## INPUT DATA
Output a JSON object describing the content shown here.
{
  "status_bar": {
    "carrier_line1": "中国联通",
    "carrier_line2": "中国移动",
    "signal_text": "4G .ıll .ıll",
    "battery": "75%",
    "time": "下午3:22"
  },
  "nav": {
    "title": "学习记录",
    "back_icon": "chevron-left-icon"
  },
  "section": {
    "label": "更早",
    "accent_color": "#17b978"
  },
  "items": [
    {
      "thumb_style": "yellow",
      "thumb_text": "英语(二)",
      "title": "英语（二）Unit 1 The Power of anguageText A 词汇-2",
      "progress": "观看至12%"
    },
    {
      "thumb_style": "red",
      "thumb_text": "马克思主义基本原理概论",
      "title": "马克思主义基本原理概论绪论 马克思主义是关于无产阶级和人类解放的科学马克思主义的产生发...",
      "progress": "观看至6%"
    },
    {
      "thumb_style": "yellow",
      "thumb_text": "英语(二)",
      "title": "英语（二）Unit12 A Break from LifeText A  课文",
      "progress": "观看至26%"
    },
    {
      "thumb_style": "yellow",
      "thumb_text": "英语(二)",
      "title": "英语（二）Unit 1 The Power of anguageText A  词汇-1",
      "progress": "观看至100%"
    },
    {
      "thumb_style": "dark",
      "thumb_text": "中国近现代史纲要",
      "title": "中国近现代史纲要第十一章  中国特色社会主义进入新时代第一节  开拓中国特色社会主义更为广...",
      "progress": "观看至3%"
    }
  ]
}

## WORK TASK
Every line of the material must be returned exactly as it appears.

## RESPONSE TO THIS EXERCISE
Output a JSON object describing the content shown here.
{
  "status_bar": {
    "carrier_line1": "中国联通",
    "carrier_line2": "中国移动",
    "signal_text": "4G .ıll .ıll",
    "battery": "75%",
    "time": "下午3:22"
  },
  "nav": {
    "title": "学习记录",
    "back_icon": "chevron-left-icon"
  },
  "section": {
    "label": "更早",
    "accent_color": "#17b978"
  },
  "items": [
    {
      "thumb_style": "yellow",
      "thumb_text": "英语(二)",
      "title": "英语（二）Unit 1 The Power of anguageText A 词汇-2",
      "progress": "观看至12%"
    },
    {
      "thumb_style": "red",
      "thumb_text": "马克思主义基本原理概论",
      "title": "马克思主义基本原理概论绪论 马克思主义是关于无产阶级和人类解放的科学马克思主义的产生发...",
      "progress": "观看至6%"
    },
    {
      "thumb_style": "yellow",
      "thumb_text": "英语(二)",
      "title": "英语（二）Unit12 A Break from LifeText A  课文",
      "progress": "观看至26%"
    },
    {
      "thumb_style": "yellow",
      "thumb_text": "英语(二)",
      "title": "英语（二）Unit 1 The Power of anguageText A  词汇-1",
      "progress": "观看至100%"
    },
    {
      "thumb_style": "dark",
      "thumb_text": "中国近现代史纲要",
      "title": "中国近现代史纲要第十一章  中国特色社会主义进入新时代第一节  开拓中国特色社会主义更为广...",
      "progress": "观看至3%"
    }
  ]
}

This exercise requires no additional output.